## WHAT YOU WILL DO:
All of the data is to be copied word for word.

MATERIAL TO PROCESS section start

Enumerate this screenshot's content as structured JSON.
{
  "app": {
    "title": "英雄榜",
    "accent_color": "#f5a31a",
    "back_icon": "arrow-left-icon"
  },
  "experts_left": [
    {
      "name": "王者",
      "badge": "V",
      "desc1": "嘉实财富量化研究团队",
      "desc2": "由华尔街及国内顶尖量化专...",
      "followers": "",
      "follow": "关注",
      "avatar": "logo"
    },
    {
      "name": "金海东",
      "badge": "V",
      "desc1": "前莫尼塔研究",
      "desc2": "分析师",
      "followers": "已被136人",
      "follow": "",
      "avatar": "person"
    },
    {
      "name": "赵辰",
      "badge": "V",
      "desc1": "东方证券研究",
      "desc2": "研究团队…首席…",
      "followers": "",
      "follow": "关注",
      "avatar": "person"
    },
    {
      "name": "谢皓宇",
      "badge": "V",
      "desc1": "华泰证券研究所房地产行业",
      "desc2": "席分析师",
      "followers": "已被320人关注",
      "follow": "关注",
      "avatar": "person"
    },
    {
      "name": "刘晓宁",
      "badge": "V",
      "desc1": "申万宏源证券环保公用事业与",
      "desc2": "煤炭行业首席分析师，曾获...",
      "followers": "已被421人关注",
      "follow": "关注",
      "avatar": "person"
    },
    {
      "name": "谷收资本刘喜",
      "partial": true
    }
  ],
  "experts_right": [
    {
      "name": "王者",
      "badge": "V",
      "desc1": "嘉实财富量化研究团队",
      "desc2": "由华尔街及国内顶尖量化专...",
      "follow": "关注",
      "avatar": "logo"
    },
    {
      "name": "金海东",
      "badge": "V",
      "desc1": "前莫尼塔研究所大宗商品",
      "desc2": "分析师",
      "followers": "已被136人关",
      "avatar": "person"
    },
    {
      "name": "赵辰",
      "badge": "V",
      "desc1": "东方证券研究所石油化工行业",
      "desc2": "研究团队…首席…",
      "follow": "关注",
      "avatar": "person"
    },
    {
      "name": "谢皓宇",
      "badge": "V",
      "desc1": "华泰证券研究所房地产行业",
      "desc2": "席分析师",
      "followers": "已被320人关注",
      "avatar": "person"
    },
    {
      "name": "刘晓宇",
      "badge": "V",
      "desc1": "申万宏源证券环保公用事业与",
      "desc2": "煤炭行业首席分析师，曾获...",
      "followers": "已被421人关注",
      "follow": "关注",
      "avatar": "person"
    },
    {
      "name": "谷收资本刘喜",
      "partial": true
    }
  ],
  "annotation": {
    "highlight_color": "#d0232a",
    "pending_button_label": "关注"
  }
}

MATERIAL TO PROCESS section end

## THE COMPLETED TASK:
Enumerate this screenshot's content as structured JSON.
{
  "app": {
    "title": "英雄榜",
    "accent_color": "#f5a31a",
    "back_icon": "arrow-left-icon"
  },
  "experts_left": [
    {
      "name": "王者",
      "badge": "V",
      "desc1": "嘉实财富量化研究团队",
      "desc2": "由华尔街及国内顶尖量化专...",
      "followers": "",
      "follow": "关注",
      "avatar": "logo"
    },
    {
      "name": "金海东",
      "badge": "V",
      "desc1": "前莫尼塔研究",
      "desc2": "分析师",
      "followers": "已被136人",
      "follow": "",
      "avatar": "person"
    },
    {
      "name": "赵辰",
      "badge": "V",
      "desc1": "东方证券研究",
      "desc2": "研究团队…首席…",
      "followers": "",
      "follow": "关注",
      "avatar": "person"
    },
    {
      "name": "谢皓宇",
      "badge": "V",
      "desc1": "华泰证券研究所房地产行业",
      "desc2": "席分析师",
      "followers": "已被320人关注",
      "follow": "关注",
      "avatar": "person"
    },
    {
      "name": "刘晓宁",
      "badge": "V",
      "desc1": "申万宏源证券环保公用事业与",
      "desc2": "煤炭行业首席分析师，曾获...",
      "followers": "已被421人关注",
      "follow": "关注",
      "avatar": "person"
    },
    {
      "name": "谷收资本刘喜",
      "partial": true
    }
  ],
  "experts_right": [
    {
      "name": "王者",
      "badge": "V",
      "desc1": "嘉实财富量化研究团队",
      "desc2": "由华尔街及国内顶尖量化专...",
      "follow": "关注",
      "avatar": "logo"
    },
    {
      "name": "金海东",
      "badge": "V",
      "desc1": "前莫尼塔研究所大宗商品",
      "desc2": "分析师",
      "followers": "已被136人关",
      "avatar": "person"
    },
    {
      "name": "赵辰",
      "badge": "V",
      "desc1": "东方证券研究所石油化工行业",
      "desc2": "研究团队…首席…",
      "follow": "关注",
      "avatar": "person"
    },
    {
      "name": "谢皓宇",
      "badge": "V",
      "desc1": "华泰证券研究所房地产行业",
      "desc2": "席分析师",
      "followers": "已被320人关注",
      "avatar": "person"
    },
    {
      "name": "刘晓宇",
      "badge": "V",
      "desc1": "申万宏源证券环保公用事业与",
      "desc2": "煤炭行业首席分析师，曾获...",
      "followers": "已被421人关注",
      "follow": "关注",
      "avatar": "person"
    },
    {
      "name": "谷收资本刘喜",
      "partial": true
    }
  ],
  "annotation": {
    "highlight_color": "#d0232a",
    "pending_button_label": "关注"
  }
}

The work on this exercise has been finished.